If you want to explicitly run the linker, you’ll need to tell it what SDK to use. A good way to work out the exact syntax is to run the compiler driver with -v:

Code Block
"/Applications/Xcode.app/Contents/Developer/Toolchains/XcodeDefault.xctoolchain/usr/bin/ld" -demangle -ltolibrary /Applications/Xcode.app/Contents/Developer/Toolchains/XcodeDefault.xctoolchain/usr/lib/libLTO.dylib -dynamic -arch x8664 -platformversion macos 11.0.0 11.0 -syslibroot /Applications/Xcode.app/Contents/Developer/Platforms/MacOSX.platform/Developer/SDKs/MacOSX.sdk -o test -L/usr/local/lib test.o -lSystem /Applications/Xcode.app/Contents/Developer/Toolchains/XcodeDefault.xctoolchain/usr/lib/clang/12.0.0/lib/darwin/libclangrt.osx.a

The ‘secret sauce’ here is -syslibroot.

You can inspect that with "otool -L".

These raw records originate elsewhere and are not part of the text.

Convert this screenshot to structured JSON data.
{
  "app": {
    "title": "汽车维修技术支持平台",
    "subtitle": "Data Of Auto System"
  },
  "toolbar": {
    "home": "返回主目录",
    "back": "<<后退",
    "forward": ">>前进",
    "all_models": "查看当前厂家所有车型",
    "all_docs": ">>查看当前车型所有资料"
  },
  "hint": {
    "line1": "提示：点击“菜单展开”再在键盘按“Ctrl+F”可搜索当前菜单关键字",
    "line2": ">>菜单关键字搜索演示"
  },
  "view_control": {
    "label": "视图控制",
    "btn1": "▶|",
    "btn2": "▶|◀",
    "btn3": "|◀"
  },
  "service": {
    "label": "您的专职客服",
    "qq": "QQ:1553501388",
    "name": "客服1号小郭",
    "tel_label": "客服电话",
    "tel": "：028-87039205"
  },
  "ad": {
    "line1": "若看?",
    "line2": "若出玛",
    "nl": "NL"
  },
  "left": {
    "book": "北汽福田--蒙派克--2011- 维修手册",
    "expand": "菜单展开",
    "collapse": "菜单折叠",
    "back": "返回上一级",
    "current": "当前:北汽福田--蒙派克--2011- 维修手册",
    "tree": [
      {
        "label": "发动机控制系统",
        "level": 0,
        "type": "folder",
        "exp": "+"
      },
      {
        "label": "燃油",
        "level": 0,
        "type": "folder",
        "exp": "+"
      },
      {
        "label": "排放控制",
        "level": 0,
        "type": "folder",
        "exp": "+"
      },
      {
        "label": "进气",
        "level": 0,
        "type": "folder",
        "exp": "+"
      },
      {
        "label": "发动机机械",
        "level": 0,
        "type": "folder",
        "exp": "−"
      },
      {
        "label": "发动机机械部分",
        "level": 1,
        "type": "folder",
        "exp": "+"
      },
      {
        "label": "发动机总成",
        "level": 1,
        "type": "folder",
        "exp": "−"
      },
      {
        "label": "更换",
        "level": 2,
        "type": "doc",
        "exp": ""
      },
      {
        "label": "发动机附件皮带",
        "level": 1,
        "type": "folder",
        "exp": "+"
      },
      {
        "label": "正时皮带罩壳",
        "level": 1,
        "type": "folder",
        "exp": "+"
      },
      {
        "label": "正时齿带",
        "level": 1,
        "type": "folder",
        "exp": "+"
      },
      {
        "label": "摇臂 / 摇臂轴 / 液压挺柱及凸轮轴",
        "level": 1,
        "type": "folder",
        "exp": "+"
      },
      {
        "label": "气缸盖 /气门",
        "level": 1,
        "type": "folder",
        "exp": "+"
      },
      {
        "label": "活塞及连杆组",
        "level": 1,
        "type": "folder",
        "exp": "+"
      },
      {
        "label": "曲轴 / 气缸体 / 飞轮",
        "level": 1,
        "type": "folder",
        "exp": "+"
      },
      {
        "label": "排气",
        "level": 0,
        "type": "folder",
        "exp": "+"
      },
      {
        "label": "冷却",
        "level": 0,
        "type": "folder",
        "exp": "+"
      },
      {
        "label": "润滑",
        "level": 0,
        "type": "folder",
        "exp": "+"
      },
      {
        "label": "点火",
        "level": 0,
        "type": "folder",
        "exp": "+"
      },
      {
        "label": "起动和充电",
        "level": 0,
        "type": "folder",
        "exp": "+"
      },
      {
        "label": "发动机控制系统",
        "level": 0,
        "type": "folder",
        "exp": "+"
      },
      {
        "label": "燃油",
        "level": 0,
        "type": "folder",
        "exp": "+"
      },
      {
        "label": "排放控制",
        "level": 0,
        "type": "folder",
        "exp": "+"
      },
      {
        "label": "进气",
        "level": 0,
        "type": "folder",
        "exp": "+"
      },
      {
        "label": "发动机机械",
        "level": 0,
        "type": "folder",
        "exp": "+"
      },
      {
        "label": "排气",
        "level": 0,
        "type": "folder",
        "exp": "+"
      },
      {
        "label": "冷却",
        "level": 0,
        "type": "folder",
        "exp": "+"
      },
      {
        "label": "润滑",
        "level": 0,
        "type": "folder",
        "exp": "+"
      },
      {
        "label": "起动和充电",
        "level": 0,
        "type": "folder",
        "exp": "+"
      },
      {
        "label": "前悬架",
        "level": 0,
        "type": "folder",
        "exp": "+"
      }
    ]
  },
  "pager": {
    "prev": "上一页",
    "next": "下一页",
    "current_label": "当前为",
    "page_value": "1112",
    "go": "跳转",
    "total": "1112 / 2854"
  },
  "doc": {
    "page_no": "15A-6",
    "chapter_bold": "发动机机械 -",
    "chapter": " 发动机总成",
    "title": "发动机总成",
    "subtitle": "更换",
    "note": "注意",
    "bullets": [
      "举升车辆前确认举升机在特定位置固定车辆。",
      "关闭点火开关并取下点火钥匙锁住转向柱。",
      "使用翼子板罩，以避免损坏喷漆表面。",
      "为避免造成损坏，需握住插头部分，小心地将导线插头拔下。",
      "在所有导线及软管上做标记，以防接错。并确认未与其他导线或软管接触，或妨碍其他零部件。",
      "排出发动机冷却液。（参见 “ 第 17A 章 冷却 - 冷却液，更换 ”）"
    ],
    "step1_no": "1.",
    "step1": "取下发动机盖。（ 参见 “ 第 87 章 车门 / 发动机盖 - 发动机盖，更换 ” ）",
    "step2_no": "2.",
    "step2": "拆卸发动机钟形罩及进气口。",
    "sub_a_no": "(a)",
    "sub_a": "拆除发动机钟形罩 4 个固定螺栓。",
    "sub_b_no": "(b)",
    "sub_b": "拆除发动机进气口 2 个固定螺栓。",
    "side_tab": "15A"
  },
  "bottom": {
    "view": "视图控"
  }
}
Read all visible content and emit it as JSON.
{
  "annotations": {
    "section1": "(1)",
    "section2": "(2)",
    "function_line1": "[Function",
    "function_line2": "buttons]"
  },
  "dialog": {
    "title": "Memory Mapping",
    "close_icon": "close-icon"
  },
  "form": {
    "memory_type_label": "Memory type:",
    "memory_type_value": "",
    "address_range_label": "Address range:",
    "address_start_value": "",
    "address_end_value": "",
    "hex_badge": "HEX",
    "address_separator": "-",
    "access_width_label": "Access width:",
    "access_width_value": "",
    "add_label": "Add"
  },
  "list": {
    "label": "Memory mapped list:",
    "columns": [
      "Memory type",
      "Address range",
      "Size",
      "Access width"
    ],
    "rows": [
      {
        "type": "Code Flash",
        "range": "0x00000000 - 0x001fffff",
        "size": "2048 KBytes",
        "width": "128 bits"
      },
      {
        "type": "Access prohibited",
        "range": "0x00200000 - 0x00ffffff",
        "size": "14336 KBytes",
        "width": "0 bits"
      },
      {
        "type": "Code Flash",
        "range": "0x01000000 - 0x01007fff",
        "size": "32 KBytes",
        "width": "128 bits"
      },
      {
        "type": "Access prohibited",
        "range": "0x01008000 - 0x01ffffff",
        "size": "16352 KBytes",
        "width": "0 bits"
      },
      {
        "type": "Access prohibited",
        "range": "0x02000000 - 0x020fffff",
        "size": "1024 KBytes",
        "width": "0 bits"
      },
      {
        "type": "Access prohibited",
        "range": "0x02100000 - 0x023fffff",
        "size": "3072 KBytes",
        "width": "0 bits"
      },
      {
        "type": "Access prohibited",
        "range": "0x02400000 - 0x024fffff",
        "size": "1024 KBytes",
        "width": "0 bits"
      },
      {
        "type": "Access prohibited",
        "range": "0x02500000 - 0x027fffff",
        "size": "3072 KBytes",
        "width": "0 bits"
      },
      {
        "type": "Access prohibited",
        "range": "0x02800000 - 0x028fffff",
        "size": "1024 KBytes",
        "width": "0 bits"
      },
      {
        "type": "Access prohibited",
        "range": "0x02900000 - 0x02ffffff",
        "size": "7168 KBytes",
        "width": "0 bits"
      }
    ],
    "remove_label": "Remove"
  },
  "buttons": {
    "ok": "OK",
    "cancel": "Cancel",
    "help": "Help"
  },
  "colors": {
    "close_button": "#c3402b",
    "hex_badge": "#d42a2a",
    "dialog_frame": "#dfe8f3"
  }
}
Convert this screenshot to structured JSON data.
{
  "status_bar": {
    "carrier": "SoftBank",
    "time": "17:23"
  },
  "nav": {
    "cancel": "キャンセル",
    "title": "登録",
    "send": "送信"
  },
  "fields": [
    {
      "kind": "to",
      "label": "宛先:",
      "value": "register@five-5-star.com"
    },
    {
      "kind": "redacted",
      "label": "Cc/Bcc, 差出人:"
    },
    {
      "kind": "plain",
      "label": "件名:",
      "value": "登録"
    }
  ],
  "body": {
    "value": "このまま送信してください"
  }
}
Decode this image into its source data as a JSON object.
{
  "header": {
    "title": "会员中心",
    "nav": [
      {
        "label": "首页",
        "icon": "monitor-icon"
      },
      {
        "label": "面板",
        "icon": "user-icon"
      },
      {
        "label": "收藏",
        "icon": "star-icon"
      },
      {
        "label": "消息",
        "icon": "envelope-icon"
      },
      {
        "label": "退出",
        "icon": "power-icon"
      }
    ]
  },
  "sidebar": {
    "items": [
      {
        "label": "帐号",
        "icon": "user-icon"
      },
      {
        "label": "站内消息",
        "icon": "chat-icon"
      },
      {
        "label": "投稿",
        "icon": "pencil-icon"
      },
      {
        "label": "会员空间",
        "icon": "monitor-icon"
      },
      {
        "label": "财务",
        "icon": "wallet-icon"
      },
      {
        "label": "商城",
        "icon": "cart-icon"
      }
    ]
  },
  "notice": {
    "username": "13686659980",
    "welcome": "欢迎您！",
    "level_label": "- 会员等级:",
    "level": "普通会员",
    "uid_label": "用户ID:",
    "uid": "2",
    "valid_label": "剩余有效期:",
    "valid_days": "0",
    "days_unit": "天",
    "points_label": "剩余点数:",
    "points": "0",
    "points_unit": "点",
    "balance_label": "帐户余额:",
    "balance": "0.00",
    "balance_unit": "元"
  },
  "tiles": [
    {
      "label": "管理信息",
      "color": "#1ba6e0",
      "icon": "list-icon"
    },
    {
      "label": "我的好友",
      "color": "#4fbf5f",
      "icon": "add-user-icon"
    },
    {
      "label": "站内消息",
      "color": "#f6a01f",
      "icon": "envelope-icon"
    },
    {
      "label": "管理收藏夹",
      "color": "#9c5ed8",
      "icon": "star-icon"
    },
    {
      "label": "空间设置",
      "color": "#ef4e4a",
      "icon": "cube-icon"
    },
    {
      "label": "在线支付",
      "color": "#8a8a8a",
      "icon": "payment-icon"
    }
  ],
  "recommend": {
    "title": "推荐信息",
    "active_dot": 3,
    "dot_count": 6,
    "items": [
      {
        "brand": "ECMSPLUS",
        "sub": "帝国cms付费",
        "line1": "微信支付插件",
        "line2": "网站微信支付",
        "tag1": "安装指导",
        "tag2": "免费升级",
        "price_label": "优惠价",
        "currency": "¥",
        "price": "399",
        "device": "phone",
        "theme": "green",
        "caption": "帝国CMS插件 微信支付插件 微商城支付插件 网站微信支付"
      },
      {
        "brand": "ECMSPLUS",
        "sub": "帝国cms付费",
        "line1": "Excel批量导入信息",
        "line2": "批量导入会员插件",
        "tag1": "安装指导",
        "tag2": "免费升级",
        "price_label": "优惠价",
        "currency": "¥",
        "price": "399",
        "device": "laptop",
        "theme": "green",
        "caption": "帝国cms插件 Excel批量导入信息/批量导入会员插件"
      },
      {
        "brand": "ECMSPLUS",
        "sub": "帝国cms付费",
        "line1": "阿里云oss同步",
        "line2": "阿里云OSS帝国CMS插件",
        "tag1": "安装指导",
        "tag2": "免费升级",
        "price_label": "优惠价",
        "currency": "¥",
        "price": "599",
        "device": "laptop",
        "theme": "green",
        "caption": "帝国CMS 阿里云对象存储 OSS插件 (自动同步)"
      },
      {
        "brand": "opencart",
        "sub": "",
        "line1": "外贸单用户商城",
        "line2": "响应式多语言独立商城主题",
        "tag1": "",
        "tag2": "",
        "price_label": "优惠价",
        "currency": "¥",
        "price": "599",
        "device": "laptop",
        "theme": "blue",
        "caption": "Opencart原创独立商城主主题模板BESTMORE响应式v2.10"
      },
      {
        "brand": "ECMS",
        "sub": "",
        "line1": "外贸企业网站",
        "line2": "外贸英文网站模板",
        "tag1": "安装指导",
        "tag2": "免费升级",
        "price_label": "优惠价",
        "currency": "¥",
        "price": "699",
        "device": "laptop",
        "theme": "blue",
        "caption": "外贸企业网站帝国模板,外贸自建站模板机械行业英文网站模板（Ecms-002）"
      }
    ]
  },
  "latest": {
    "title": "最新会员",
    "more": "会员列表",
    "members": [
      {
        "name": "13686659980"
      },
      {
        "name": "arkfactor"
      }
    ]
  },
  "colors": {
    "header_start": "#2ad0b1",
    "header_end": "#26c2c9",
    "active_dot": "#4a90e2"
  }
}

Thanks Quinn and etresoft. I was able to link the clang generated helloworld.o file using this command:

ld -demangle -dynamic -arch x8664 -platformversion macos 11.0.0 11.1 -syslibroot /Library/Developer/CommandLineTools/SDKs/MacOSX.sdk -o testcprogram -L/usr/local/lib testcprogram.o -lSystem

I also verified with otool that the only library path for dyld and the system library in the executable is /usr/lib

I was also able to link a helloworld .o file generated using an assembler I wrote.

I noticed that -execute is no longer required for ld, and that -platform_version has replaced -mmacosx-version-min. I also couldn't find any documentation on -syslibroot. I'm guessing that the documentation for these changes will come sometime in the future.



I was also able to get this assembly language hello world to work:

Code Block
// Hello World for Big Sur
.text
_helloworldmsg:
.asciz "Hello World!\n"
.globl _myhelloworldstart
_myhelloworldstart:
    // syscall is deprecated.
    // Last I checked, if you use syscall, the assembler compiles an imported function call.
    //  If you hard code the syscall opcode, macos will not execute it and will give you an error
    //  so I am using imported function calls to access the system library functions.
    andq $0xfffffffffffffff0, %rsp // Force alignment. Without this exit will seg fault.
    movq $1, %rdi
    leaq _helloworldmsg(%rip), %rsi
    movq $13, %rdx
    call _write 
    xorq %rdi, %rdi // clear rdi to return success
    call _exit

using these commands:

as -mmacosx-version-min=10.11 ./helloworldbigsur.s -o helloworldbigsur.o

ld -e myhelloworldstart -nouuid -noehlabels -demangle -dynamic -arch x8664 -platformversion macos 11.0.0 11.1 -syslibroot /Library/Developer/CommandLineTools/SDKs/MacOSX.sdk -o helloworldbigsur -L/usr/local/lib helloworldbigsur.o -lSystem